Bucking a national trend, sales of single-family homes soared by double digits in Hillsborough, Pinellas and Hernando counties in September.
That dramatic increase, coupled with minor price increases, suggests that a real estate market that has favored sellers for several years is finally starting to swing a bit in favor of buyers.
Another positive sign for those looking to purchase:
The supply of available houses in Tampa Bay has increased, helping to hold down prices.
"Inventory has grown over the last couple of months so opportunities for buyers in today’s market are very, very strong," Charles Richardson, senior regional vice president of Coldwell Banker, said today. "Buyers are very knowledgeable: Sellers overpricing property face the problem of buyers knowing very much what values should be."
The jump in sales of single-family homes — by far the biggest part of Tampa Bay’s residential real estate market — is due in part to a sales slowdown in September 2017 when Hurricane Irma brushed the area. But even allowing for that, "it’s a good market, it’s a healthy market," Richardson said.
Hernando had by far the biggest increase in single-family home sales in September, soaring 26.4 percent compared to a year earlier, according to figures released today by Florida Realtors. Prices rose 7.6 percent to a median of $187,741. Other results:
• Hillsborough, sales up 13.3 percent and prices up just shy of 2 percent to a median of $243,373. Other results:
• Pinellas, sales up 11 percent and prices up about 3 percent to $256,000.
• Pasco, sales up 8 percent and prices up 5 percent to $228,000.
Nationally, U.S. home sales fell in September by 4.1 percent — the biggest drop in more than two years. Prices of existing homes across the country — houses, condos and townhomes — increased 4.2 percent to a median of $258,100.
October sales figures, which won’t be out until late November, could be a better indicator of whether the Tampa Bay market is truly hitting a closer balance between buyers and sellers. Mortgage interest rates have risen almost a full point this year from historically low levels to a current average of 4.9 percent.
Even a one point rate increase can boost monthly payments $100 or more.
"As interest rates continue to rise, that’s certainly going to be a challenge," Richardson said.
Tampa Bay’s priciest transaction in September was $4.1 million for a house built in the 1920s on two lots in Tampa’s Hyde Park. Extensively renovated twice since then, the five-bedroom, five-bath home with a glass pool house has been featured in Architectural Digest.

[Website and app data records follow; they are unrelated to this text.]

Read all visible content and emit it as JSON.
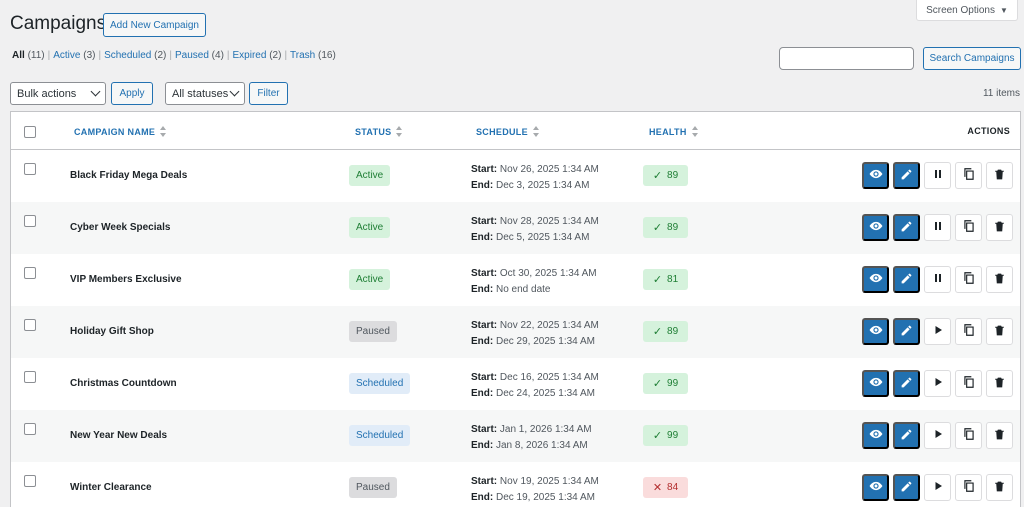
{
  "screen_options": {
    "label": "Screen Options",
    "caret": "▼"
  },
  "header": {
    "title": "Campaigns",
    "add_new": "Add New Campaign"
  },
  "filters": [
    {
      "label": "All",
      "count": "(11)",
      "current": true
    },
    {
      "label": "Active",
      "count": "(3)"
    },
    {
      "label": "Scheduled",
      "count": "(2)"
    },
    {
      "label": "Paused",
      "count": "(4)"
    },
    {
      "label": "Expired",
      "count": "(2)"
    },
    {
      "label": "Trash",
      "count": "(16)"
    }
  ],
  "search": {
    "button": "Search Campaigns",
    "placeholder": ""
  },
  "tablenav": {
    "bulk_actions": "Bulk actions",
    "apply": "Apply",
    "all_statuses": "All statuses",
    "filter": "Filter",
    "items_count": "11 items"
  },
  "columns": {
    "name": "CAMPAIGN NAME",
    "status": "STATUS",
    "schedule": "SCHEDULE",
    "health": "HEALTH",
    "actions": "ACTIONS"
  },
  "schedule_labels": {
    "start": "Start:",
    "end": "End:"
  },
  "rows": [
    {
      "name": "Black Friday Mega Deals",
      "status": "Active",
      "status_type": "active",
      "start": "Nov 26, 2025 1:34 AM",
      "end": "Dec 3, 2025 1:34 AM",
      "health": "89",
      "health_ok": true,
      "toggle": "pause"
    },
    {
      "name": "Cyber Week Specials",
      "status": "Active",
      "status_type": "active",
      "start": "Nov 28, 2025 1:34 AM",
      "end": "Dec 5, 2025 1:34 AM",
      "health": "89",
      "health_ok": true,
      "toggle": "pause"
    },
    {
      "name": "VIP Members Exclusive",
      "status": "Active",
      "status_type": "active",
      "start": "Oct 30, 2025 1:34 AM",
      "end": "No end date",
      "health": "81",
      "health_ok": true,
      "toggle": "pause"
    },
    {
      "name": "Holiday Gift Shop",
      "status": "Paused",
      "status_type": "paused",
      "start": "Nov 22, 2025 1:34 AM",
      "end": "Dec 29, 2025 1:34 AM",
      "health": "89",
      "health_ok": true,
      "toggle": "play"
    },
    {
      "name": "Christmas Countdown",
      "status": "Scheduled",
      "status_type": "scheduled",
      "start": "Dec 16, 2025 1:34 AM",
      "end": "Dec 24, 2025 1:34 AM",
      "health": "99",
      "health_ok": true,
      "toggle": "play"
    },
    {
      "name": "New Year New Deals",
      "status": "Scheduled",
      "status_type": "scheduled",
      "start": "Jan 1, 2026 1:34 AM",
      "end": "Jan 8, 2026 1:34 AM",
      "health": "99",
      "health_ok": true,
      "toggle": "play"
    },
    {
      "name": "Winter Clearance",
      "status": "Paused",
      "status_type": "paused",
      "start": "Nov 19, 2025 1:34 AM",
      "end": "Dec 19, 2025 1:34 AM",
      "health": "84",
      "health_ok": false,
      "toggle": "play"
    }
  ],
  "colors": {
    "primary": "#2271b1",
    "active_bg": "#d5f2dc",
    "paused_bg": "#dcdcde",
    "scheduled_bg": "#e1ecf8",
    "health_bad_bg": "#fadcdc"
  }
}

In Pinellas’ top sale, a New Hampshire buyer paid $3.7 million for a 10,333-square-foot home with an all-mahogany library and a gazebo with outdoor kitchen and bar. It was among five Pinellas’ homes that sold for more than $3 million in September.
Tampa Bay’s luxury market continues to thrive. As of mid-October, 102 homes in Pinellas and Hillsborough sold for at least $2 million while another 157 homes at that price point are under contract.
By Susan Taylor Martin, Times Senior Correspondent